Lines below that include "from" are the answer; copy each one.
╭─ Dataset
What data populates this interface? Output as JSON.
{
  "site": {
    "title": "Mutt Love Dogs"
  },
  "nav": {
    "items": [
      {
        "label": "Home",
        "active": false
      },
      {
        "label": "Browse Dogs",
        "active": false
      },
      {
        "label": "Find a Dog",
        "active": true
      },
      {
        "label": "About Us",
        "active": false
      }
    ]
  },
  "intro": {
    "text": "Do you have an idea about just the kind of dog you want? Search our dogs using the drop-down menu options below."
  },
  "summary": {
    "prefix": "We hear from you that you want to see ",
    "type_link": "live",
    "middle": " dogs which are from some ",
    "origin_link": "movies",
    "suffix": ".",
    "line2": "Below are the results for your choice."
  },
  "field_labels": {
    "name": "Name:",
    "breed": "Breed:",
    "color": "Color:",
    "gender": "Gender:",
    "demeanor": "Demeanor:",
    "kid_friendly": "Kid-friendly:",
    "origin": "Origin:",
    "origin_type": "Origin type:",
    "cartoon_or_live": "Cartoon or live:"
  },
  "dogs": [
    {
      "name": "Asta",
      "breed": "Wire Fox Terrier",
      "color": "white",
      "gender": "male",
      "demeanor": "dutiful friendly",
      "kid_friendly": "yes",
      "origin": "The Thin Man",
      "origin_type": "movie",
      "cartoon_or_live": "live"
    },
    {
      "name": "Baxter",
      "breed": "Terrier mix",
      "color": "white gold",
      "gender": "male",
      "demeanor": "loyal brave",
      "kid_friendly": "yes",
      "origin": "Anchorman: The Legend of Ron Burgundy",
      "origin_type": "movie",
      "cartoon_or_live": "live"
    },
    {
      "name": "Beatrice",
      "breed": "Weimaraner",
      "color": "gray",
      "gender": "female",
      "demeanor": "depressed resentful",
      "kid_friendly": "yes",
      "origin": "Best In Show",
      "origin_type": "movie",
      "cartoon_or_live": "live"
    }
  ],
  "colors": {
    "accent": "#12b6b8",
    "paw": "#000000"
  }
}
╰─
** Output of the exercise **
    "prefix": "We hear from you that you want to see ",
    "middle": " dogs which are from some ",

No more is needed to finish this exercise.